▼

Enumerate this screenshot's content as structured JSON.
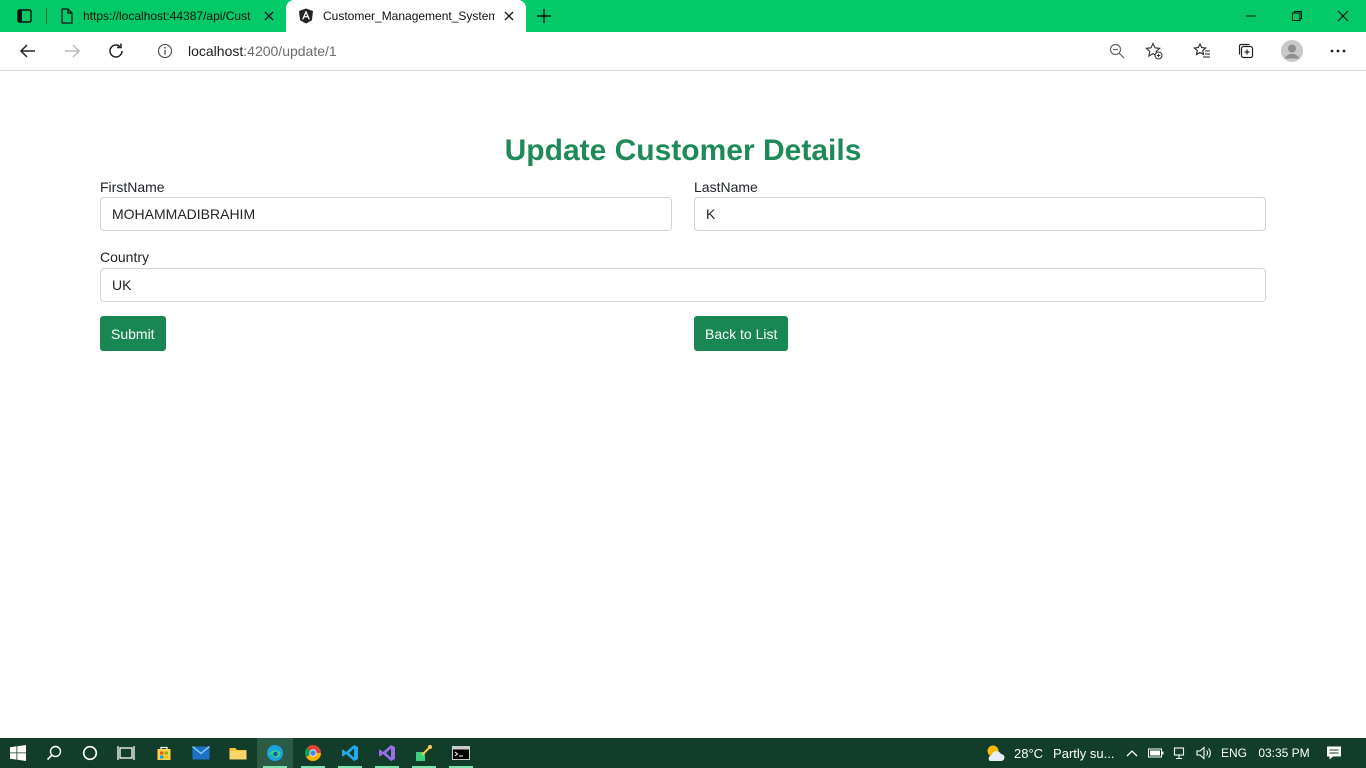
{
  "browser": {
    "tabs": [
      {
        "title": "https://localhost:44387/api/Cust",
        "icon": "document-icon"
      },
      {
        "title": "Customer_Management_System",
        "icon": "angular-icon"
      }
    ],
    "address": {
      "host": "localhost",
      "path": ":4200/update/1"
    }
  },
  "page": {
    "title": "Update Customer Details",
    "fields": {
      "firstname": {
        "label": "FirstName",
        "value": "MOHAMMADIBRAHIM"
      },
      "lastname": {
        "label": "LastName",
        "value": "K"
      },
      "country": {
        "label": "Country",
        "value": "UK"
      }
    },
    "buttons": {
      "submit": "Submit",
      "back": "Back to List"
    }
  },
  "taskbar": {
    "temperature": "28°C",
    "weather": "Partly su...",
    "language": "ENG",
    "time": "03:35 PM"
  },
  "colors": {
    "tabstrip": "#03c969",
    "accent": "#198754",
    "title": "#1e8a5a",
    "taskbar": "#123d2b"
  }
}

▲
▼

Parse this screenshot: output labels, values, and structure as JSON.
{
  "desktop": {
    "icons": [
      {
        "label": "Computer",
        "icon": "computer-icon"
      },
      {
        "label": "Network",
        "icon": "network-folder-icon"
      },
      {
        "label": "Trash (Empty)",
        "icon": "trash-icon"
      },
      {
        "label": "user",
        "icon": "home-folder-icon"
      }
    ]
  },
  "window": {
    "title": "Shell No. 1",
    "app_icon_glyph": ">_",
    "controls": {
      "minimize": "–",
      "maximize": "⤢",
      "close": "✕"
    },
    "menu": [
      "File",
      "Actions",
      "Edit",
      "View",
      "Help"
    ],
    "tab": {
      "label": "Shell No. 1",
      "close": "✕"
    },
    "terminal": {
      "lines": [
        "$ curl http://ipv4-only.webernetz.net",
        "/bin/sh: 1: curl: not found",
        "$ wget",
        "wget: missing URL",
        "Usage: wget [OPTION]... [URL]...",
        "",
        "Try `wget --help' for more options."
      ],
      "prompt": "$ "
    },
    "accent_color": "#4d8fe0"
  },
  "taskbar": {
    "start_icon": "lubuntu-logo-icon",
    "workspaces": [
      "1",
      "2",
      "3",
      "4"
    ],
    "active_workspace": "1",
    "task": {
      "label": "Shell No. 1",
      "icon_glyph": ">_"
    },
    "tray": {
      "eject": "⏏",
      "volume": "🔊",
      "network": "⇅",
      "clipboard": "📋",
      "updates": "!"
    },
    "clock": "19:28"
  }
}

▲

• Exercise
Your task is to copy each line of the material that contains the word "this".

• Result
Enumerate this screenshot's content as structured JSON.
Parse this screenshot: output labels, values, and structure as JSON.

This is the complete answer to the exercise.